My name is Gareth Whittaker. I am a parkour coach living in the west coast of Norway. I started my parkour journey in the early days in Manchester UK, just after Jump Londonwas first shown on tv, 2003 I think. I have moved around a little I between so have been lucky enough to be involved in a few different communities.
Describe the parkour scene when you first started, how were things before youtube?
When I first saw parkour on tv nobody new what is was, the only place that was offering any information at the time was UF, so although they got a lot of flack they were a major part of the spread of parkour in the UK. So I went online after watching Jump London and found two other guys in Manchester that wanted to meet and try something.
Also yeah there was no youtube (SERIOUSLY!?!), so everything was discussed and described through forums, sometimes we were lucky enough to get a video clip through Messenger, but mostly we were just going out and throwing ourselves at walls. I remember I didn’t dare to try a Saut de chat until like a year into training. I remember we spent a lot of time sat around discussing something that had been said on parkour.net.

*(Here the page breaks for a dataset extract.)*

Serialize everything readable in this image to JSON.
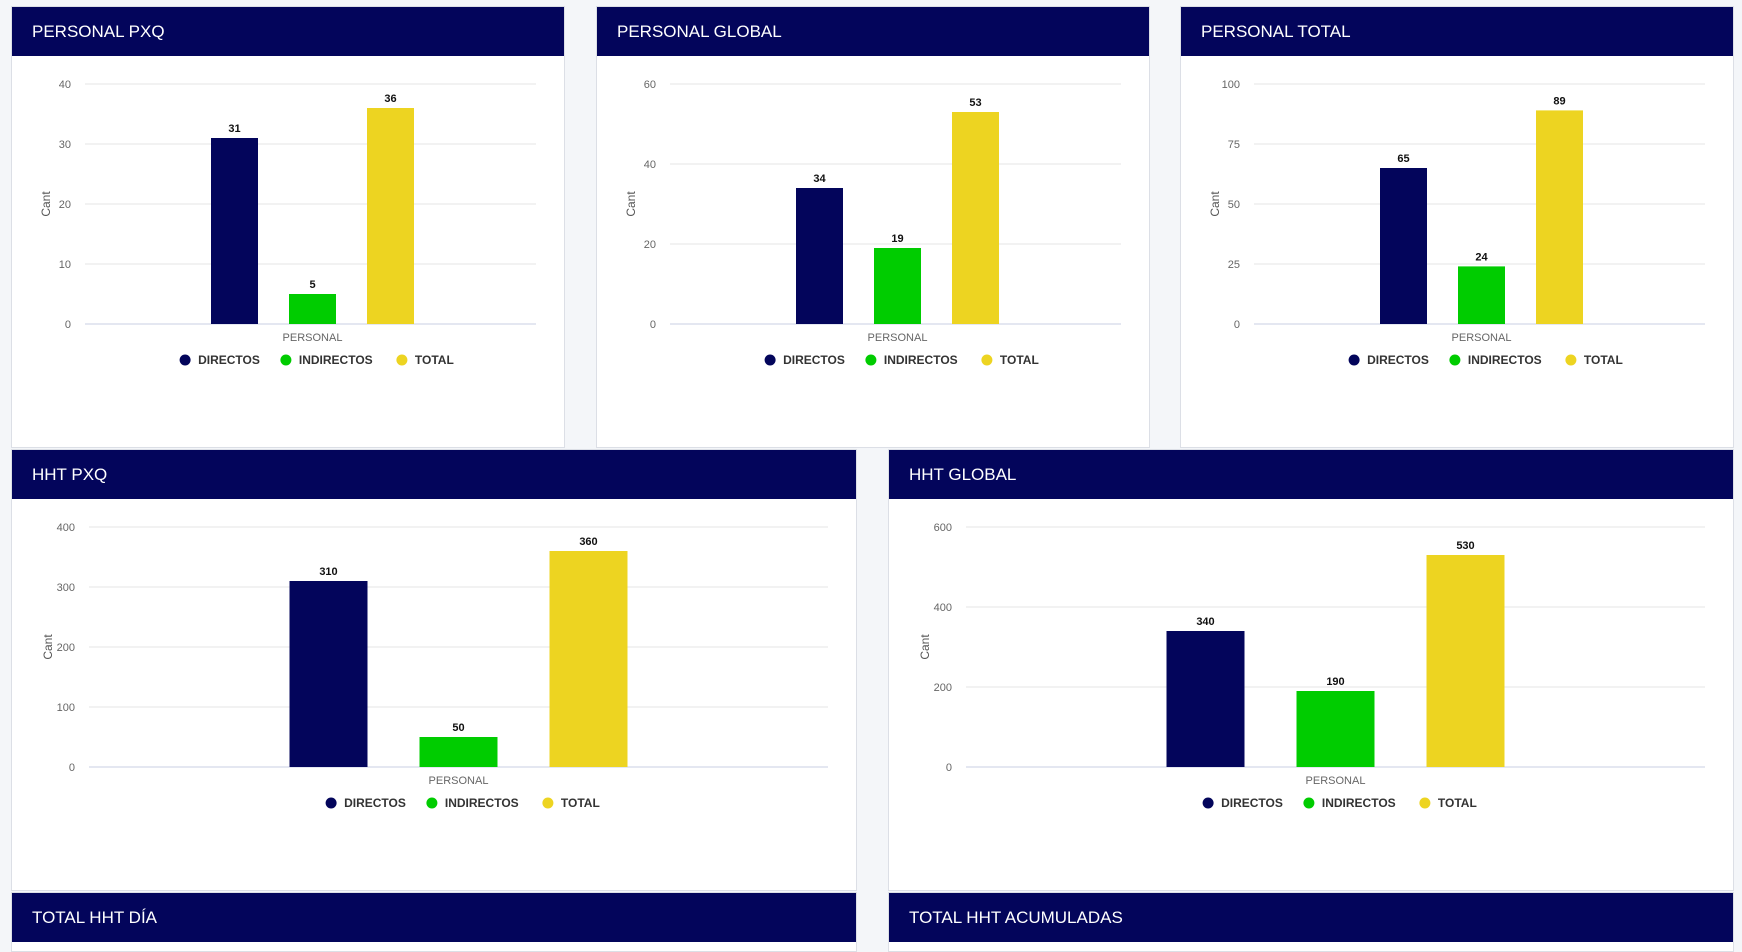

I think I need to talk about the weather in Norway, it rains, like a lot! So my activities tend to be based around the weather. The nature here is fantastic so when I am not teaching PK I like to try and get outdoors in the wild.
This can be sailing, fishing, climbing, Skiing in winter. I am so lucky to live in this beautiful place so its easy to experience new things and vary my movement. Learning to ski for example is a crazy challenging task, it really lets me know where I am weak.
So you are 37 years old, you have been training for 12 years now, how do you see you path going forwards?
Obviously things slow down bit with your body, especially recuperation. So I don’t have the luxury of smashing myself up all the time. But I think as long as you are smart and listen to your body you can keep up a movement practice for a long time. I guess I am morphing into softer aspects of movement now, but everytime I am lucky enough to spend time with the Yamak guys I shift my opinion of what my body is capable of. I hope I have a good few years in me but I must admit I don’t feel the same pressure to keep up with my students .
Can you describe the coaching set-up you have now?
So I was lucky enough to get the chance to try out teaching a class for a local arts school adding to their existing music and dance program. One class soon turned into many and now we have our own premises. Its nice being supported by the local authority and seeing a community grow. In addition to the work with the school I also teach and adult class which is probably one of the most rewarding parts of my work.
If you only had 3 words to
describe parkour what would you say?
Its nice to wear something that has been made for movement instead of just regular stuff with a parkour name thrown on it. I especially like the new shorts!